According to the Myers-Briggs test, 16 different personalities exist. Pate said it’s not about what personality fits a certain career; rather, it’s about how you will approach that career. Pate gave the example that you might not be the one in front of everyone giving the speech, but that does not mean you did not write it. It is important to note that many introverts are in front of the scenes, but just after completing an extroverted task, they resign to their introversion in order to release whatever anxiety they may have. Pate said it is important to know your dominant personality because it may define what role in your career would be your strong-suit.
“You wear your blue-colored glasses and I wear purple, and we see the world completely different,” Pate said. “There’s 16 different ways of being normal. You can’t have everyone that thinks and acts the same. And for a company to thrive, you need that diversity. I would not encourage any personality to shy away from any career. You’re just going to do it differently.”
Lindsay Garrison, an Ogilvy Public Relations senior vice president, agreed with Pate and said there is not a perfect Myers-Briggs personality.
“Generally speaking, the PR world is rife with intelligent, creative, outgoing personalities,” Garrison said. “There are plenty of introverts — myself included, it turns out — who excel in PR. The best ideas come from insights, and insights don’t discriminate by personality type!”
Garrison said she could not remember her entire personality from the Myers-Briggs test, but she recalls introversion.
“It was a total shock to me!” Garrison said.
Even within the agency life, Garrison said the personalities are diverse, but having a collaborative spirit altogether is key.
“Every account team is comprised of individuals of various titles and levels playing various roles,” Garrison said. “But everyone is working to meet the same communications objectives . . . If you understand both your role and the bigger picture, work well with others day-to-day, and don’t mind working a little above or below your pay grade, so to speak, when needed, you’ll do well and go far.”
Garrison said people tend to believe PR practitioners are type-A because it is necessary to be organized; however, at the same time, we must be flexible. Garrison gave the example of when she represented the state of Georgia at the 2004 G8 Summit, hosted by President Bush on Sea Island. With thousands of credentialed media scheduled to attend, the team had organized dozens of press briefings and tours for the media. Then President Reagan died, and they had to restructure their entire plan.
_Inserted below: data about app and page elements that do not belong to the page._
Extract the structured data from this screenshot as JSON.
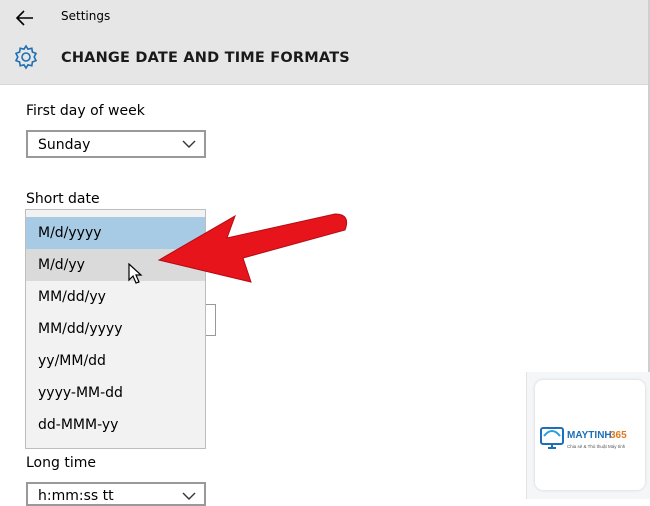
{
  "window": {
    "title": "Settings"
  },
  "header": {
    "title": "CHANGE DATE AND TIME FORMATS"
  },
  "first_day": {
    "label": "First day of week",
    "value": "Sunday"
  },
  "short_date": {
    "label": "Short date",
    "options": [
      "M/d/yyyy",
      "M/d/yy",
      "MM/dd/yy",
      "MM/dd/yyyy",
      "yy/MM/dd",
      "yyyy-MM-dd",
      "dd-MMM-yy"
    ],
    "selected": "M/d/yyyy",
    "hovered": "M/d/yy"
  },
  "long_time": {
    "label": "Long time",
    "value": "h:mm:ss tt"
  },
  "watermark": {
    "brand": "MAYTINH365",
    "tagline": "Chia sẻ & Thủ thuật Máy tính"
  },
  "colors": {
    "selected_bg": "#a8cbe5",
    "hover_bg": "#dadada",
    "arrow": "#e8141b",
    "header_bg": "#e6e6e6"
  },
  "icons": [
    "back-arrow-icon",
    "gear-icon",
    "chevron-down-icon",
    "mouse-cursor-icon",
    "red-arrow-annotation"
  ]
}
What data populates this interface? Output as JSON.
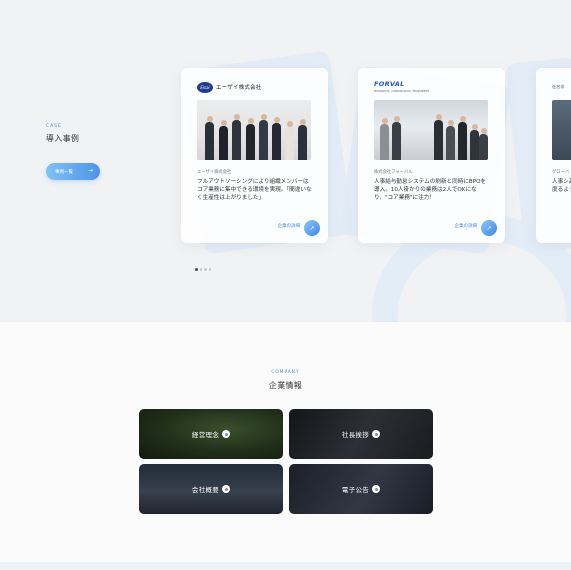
{
  "case": {
    "eyebrow": "CASE",
    "title": "導入事例",
    "list_button": "事例一覧",
    "cards": [
      {
        "logo_mark": "Eisai",
        "logo_text": "エーザイ株式会社",
        "company": "エーザイ株式会社",
        "description": "フルアウトソーシングにより組織メンバーはコア業務に集中できる環境を実現。「間違いなく生産性は上がりました」",
        "detail_link": "企業の詳細"
      },
      {
        "logo_text": "FORVAL",
        "logo_sub": "INFORMATION · COMMUNICATION · ENVIRONMENT",
        "company": "株式会社フォーバル",
        "description": "人事給与勤怠システムの刷新と同時にBPOを導入。10人掛かりの業務は2人でOKになり、\"コア業務\"に注力！",
        "detail_link": "企業の詳細"
      },
      {
        "logo_text": "社名非",
        "company": "グローバ",
        "description": "人事シ高速度るよう"
      }
    ],
    "pagination": {
      "total": 4,
      "active": 0
    }
  },
  "company_info": {
    "eyebrow": "COMPANY",
    "title": "企業情報",
    "tiles": [
      {
        "label": "経営理念"
      },
      {
        "label": "社長挨拶"
      },
      {
        "label": "会社概要"
      },
      {
        "label": "電子公告"
      }
    ]
  },
  "colors": {
    "accent": "#4a8fe0",
    "button_gradient_start": "#80c2f2",
    "button_gradient_end": "#4d94ea"
  }
}
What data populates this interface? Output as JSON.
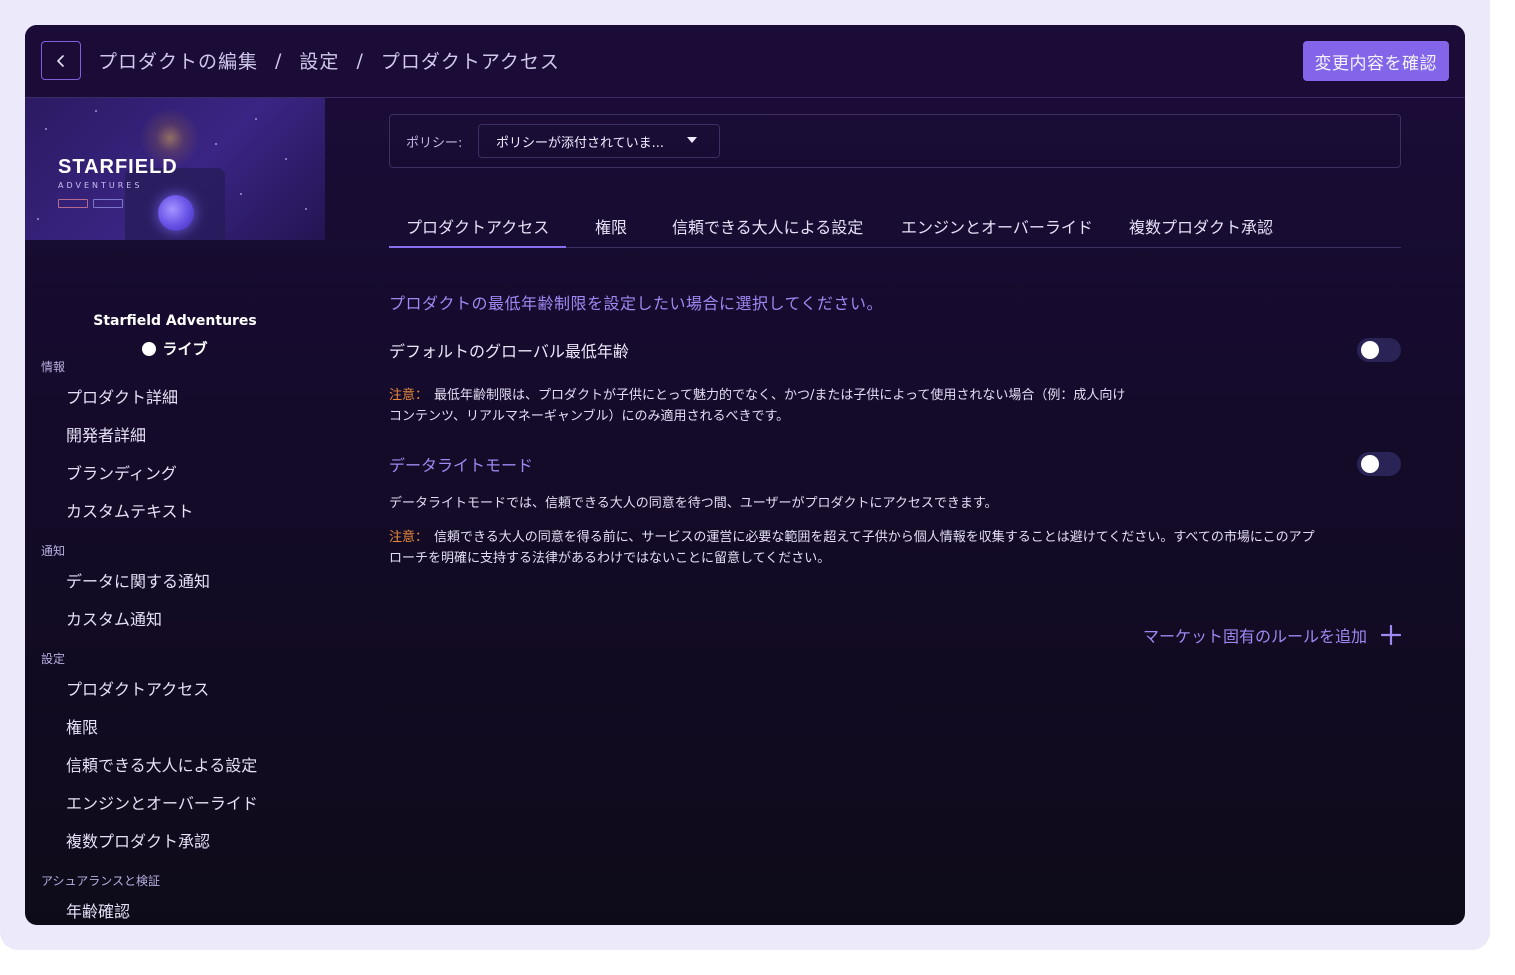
{
  "header": {
    "breadcrumb": [
      "プロダクトの編集",
      "設定",
      "プロダクトアクセス"
    ],
    "separator": "/",
    "confirm_label": "変更内容を確認"
  },
  "banner": {
    "title": "STARFIELD",
    "subtitle": "ADVENTURES"
  },
  "product": {
    "name": "Starfield Adventures",
    "status": "ライブ"
  },
  "sidebar": {
    "sections": [
      {
        "label": "情報",
        "items": [
          "プロダクト詳細",
          "開発者詳細",
          "ブランディング",
          "カスタムテキスト"
        ]
      },
      {
        "label": "通知",
        "items": [
          "データに関する通知",
          "カスタム通知"
        ]
      },
      {
        "label": "設定",
        "items": [
          "プロダクトアクセス",
          "権限",
          "信頼できる大人による設定",
          "エンジンとオーバーライド",
          "複数プロダクト承認"
        ]
      },
      {
        "label": "アシュアランスと検証",
        "items": [
          "年齢確認"
        ]
      }
    ]
  },
  "policy": {
    "label": "ポリシー:",
    "selected": "ポリシーが添付されていま..."
  },
  "tabs": [
    "プロダクトアクセス",
    "権限",
    "信頼できる大人による設定",
    "エンジンとオーバーライド",
    "複数プロダクト承認"
  ],
  "content": {
    "intro": "プロダクトの最低年齢制限を設定したい場合に選択してください。",
    "default_age_label": "デフォルトのグローバル最低年齢",
    "default_age_on": false,
    "note_prefix": "注意：",
    "note1_line1": "最低年齢制限は、プロダクトが子供にとって魅力的でなく、かつ/または子供によって使用されない場合（例：成人向け",
    "note1_line2": "コンテンツ、リアルマネーギャンブル）にのみ適用されるべきです。",
    "data_light_label": "データライトモード",
    "data_light_on": false,
    "data_light_desc": "データライトモードでは、信頼できる大人の同意を待つ間、ユーザーがプロダクトにアクセスできます。",
    "note2_line1": "信頼できる大人の同意を得る前に、サービスの運営に必要な範囲を超えて子供から個人情報を収集することは避けてください。すべての市場にこのアプ",
    "note2_line2": "ローチを明確に支持する法律があるわけではないことに留意してください。",
    "add_rule_label": "マーケット固有のルールを追加"
  }
}
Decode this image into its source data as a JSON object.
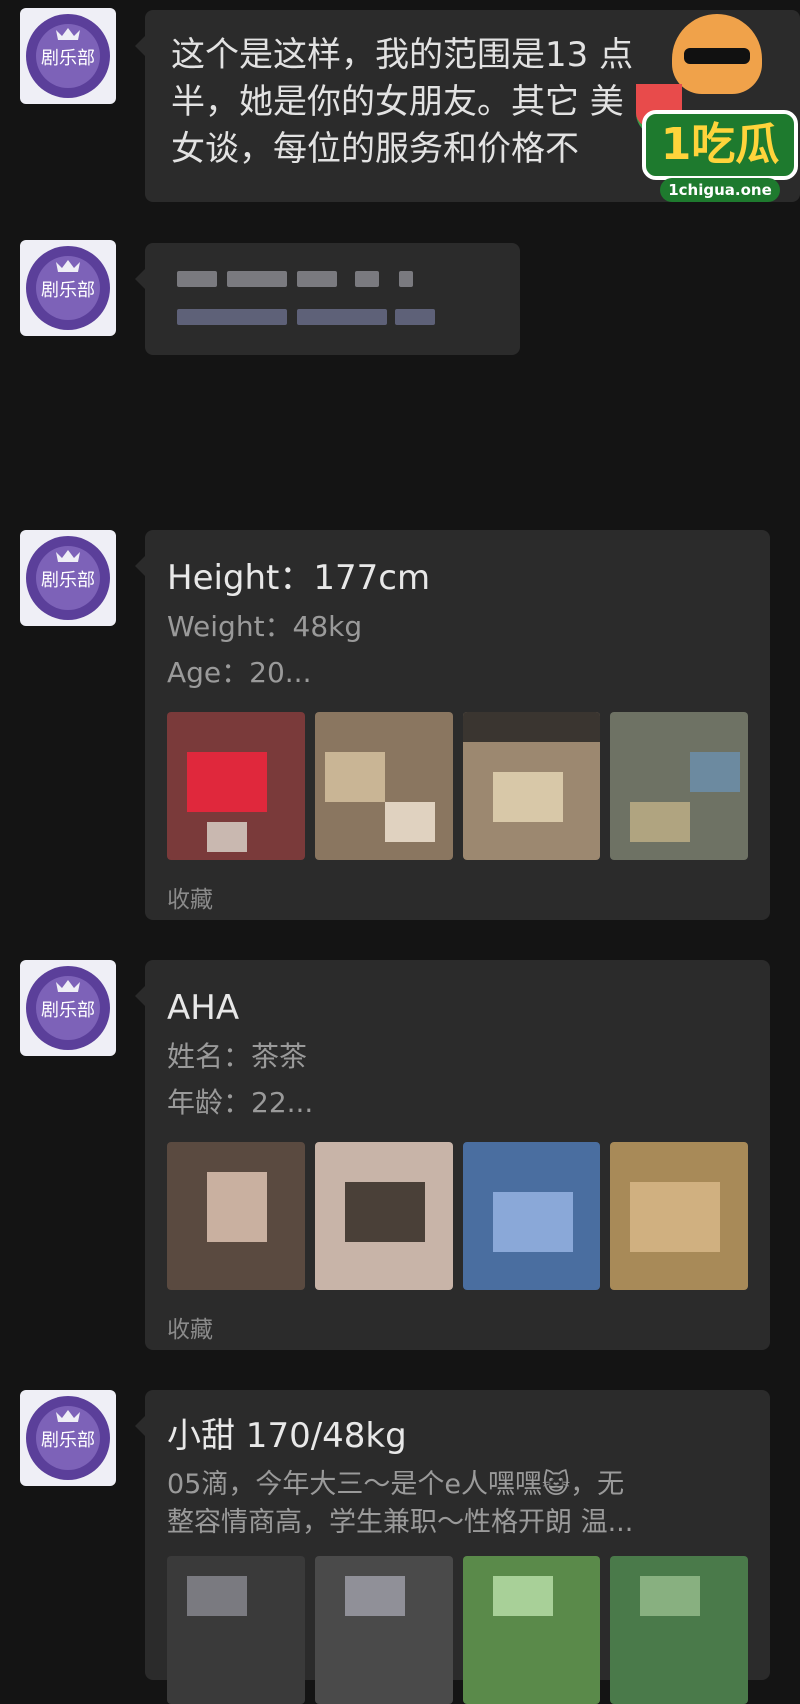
{
  "messages": [
    {
      "type": "text",
      "text": "这个是这样，我的范围是13 点\n半，她是你的女朋友。其它 美\n女谈，每位的服务和价格不"
    },
    {
      "type": "blurred"
    },
    {
      "type": "card",
      "title": "Height：177cm",
      "lines": [
        "Weight：48kg",
        "Age：20..."
      ],
      "thumbs": 4,
      "footer": "收藏"
    },
    {
      "type": "card",
      "title": "AHA",
      "lines": [
        "姓名：茶茶",
        "年龄：22..."
      ],
      "thumbs": 4,
      "footer": "收藏"
    },
    {
      "type": "card",
      "title": "小甜 170/48kg",
      "desc": "05滴，今年大三～是个e人嘿嘿😺，无\n整容情商高，学生兼职～性格开朗 温..."
    }
  ],
  "watermark": {
    "brand": "1吃瓜",
    "url": "1chigua.one"
  },
  "colors": {
    "background": "#141414",
    "bubble": "#2b2b2b",
    "avatar_ring": "#6a4fa8"
  },
  "icons": {
    "avatar": "club-crest-avatar",
    "watermark": "hamster-watermelon-logo"
  }
}
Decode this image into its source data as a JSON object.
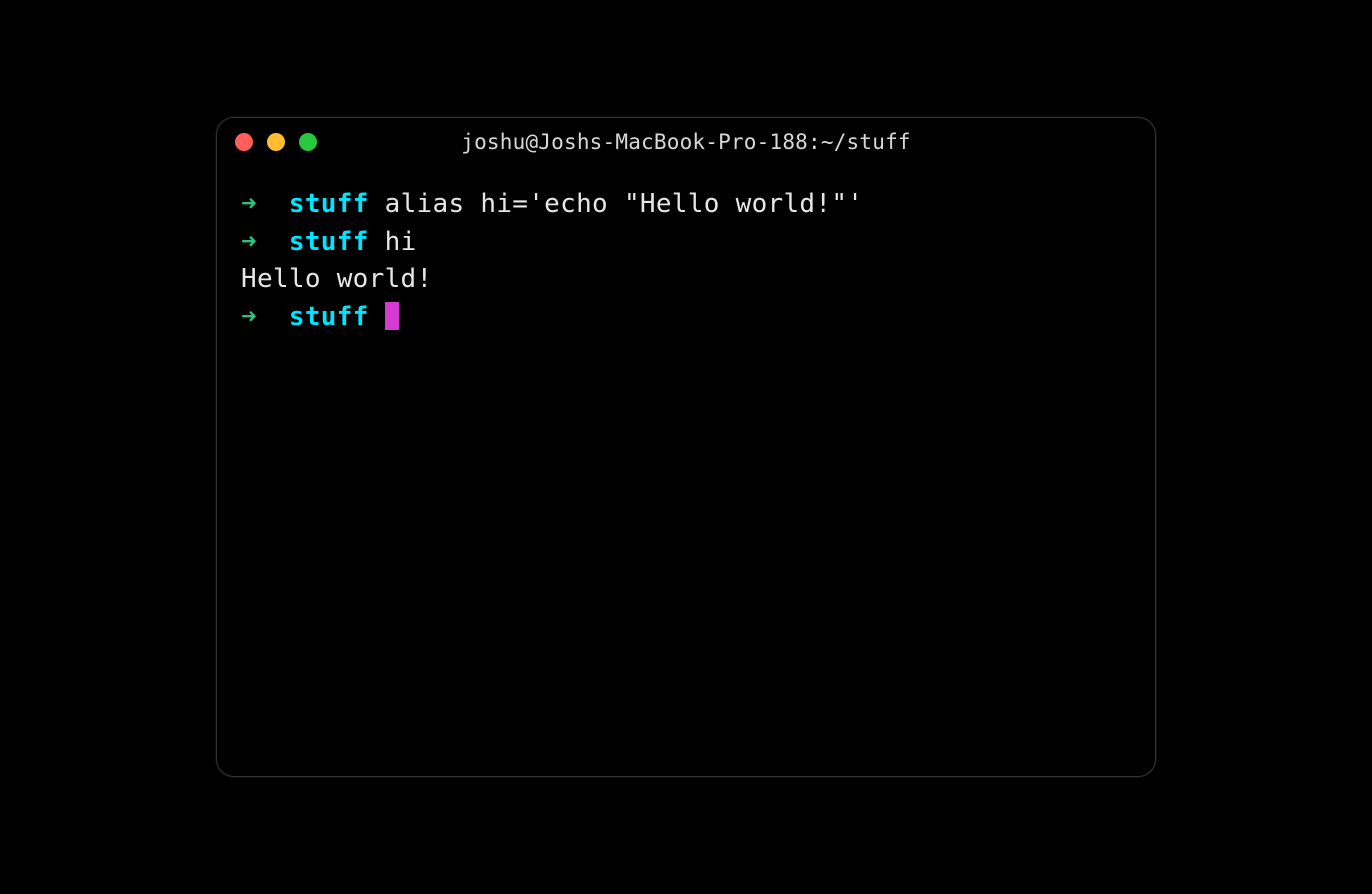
{
  "window": {
    "title": "joshu@Joshs-MacBook-Pro-188:~/stuff"
  },
  "colors": {
    "close": "#ff5f57",
    "minimize": "#febc2e",
    "maximize": "#28c840",
    "arrow": "#2ec27e",
    "dir": "#00e5ff",
    "cursor": "#d63bd1",
    "text": "#e6e6e6",
    "bg": "#000000"
  },
  "prompt": {
    "arrow": "➜",
    "dir": "stuff"
  },
  "lines": [
    {
      "type": "prompt",
      "command": "alias hi='echo \"Hello world!\"'"
    },
    {
      "type": "prompt",
      "command": "hi"
    },
    {
      "type": "output",
      "text": "Hello world!"
    },
    {
      "type": "prompt",
      "command": "",
      "cursor": true
    }
  ]
}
“Our media pool dwindled,” Garrison said. “We refocused our efforts on offering customized, 1:1 briefings to the most influential media who still attended the Summit, and increased our investment in photography and b-roll so that we could share with media who still intended to cover the Summit, but had to divert their crews. There are no perfect plans in PR. You have to be flexible!”
While the type-A, extroverted personalities might thrive in PR, those introverted personalities do, too. In fact, they keep the balance and calm the storm, especially when the minute-by-minute schedule has to be thrown in the trash.
Susan Cain’s book, Quiet: The Power of Introverts in a World That Can’t Stop Talking, gives the example of Dr. Martin Luther King Jr. and Rosa Parks. Parks was an introvert and King an extrovert.
“A formidable orator refusing to give up his seat on a segregated bus wouldn’t have the same effect as a modest woman who’d clearly prefer to keep silent but for the exigencies of the situation. And Parks didn’t have the stuff to thrill a crowd if she’d tried to stand up and announce that she had a dream. But with King’s help, she didn’t have to.”
So PR folks and others included should learn a lesson from Dr. King and Parks. We may joke about dominant personalities and personalities that might clash with this career path, but we must recognize the power of an introvert in an extrovert’s world and vice versa. Separate, our personalities define us, but as a team, we have the best of both worlds.